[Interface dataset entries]
********************

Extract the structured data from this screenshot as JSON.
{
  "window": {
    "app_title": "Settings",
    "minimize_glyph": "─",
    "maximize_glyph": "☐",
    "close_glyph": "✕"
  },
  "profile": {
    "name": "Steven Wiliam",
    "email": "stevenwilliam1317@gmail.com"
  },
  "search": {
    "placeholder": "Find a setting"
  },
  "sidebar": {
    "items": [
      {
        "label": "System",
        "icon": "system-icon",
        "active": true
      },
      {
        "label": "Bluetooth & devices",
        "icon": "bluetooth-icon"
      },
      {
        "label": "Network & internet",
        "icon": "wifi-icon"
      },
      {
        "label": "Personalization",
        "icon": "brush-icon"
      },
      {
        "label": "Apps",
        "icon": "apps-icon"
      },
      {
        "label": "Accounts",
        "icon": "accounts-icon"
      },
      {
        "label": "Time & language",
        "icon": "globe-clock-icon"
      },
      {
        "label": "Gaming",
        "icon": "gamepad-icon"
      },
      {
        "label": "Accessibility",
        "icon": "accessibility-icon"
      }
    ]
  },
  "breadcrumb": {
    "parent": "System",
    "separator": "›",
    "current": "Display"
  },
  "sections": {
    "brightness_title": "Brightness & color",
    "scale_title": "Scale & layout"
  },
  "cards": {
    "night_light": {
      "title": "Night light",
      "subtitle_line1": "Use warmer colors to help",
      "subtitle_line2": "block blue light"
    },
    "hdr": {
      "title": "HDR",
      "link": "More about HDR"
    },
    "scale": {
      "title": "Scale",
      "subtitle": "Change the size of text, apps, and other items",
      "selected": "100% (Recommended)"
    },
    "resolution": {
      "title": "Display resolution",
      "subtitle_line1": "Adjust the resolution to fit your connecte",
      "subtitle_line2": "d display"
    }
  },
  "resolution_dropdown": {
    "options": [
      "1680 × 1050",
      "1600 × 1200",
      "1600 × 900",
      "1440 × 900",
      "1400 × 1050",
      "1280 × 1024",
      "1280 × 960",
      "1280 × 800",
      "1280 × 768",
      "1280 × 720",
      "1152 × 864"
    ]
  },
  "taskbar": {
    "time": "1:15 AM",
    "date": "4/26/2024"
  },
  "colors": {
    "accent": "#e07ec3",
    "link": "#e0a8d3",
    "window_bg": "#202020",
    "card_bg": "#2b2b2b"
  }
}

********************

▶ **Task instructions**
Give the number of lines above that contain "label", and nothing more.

▶ **Task output**
9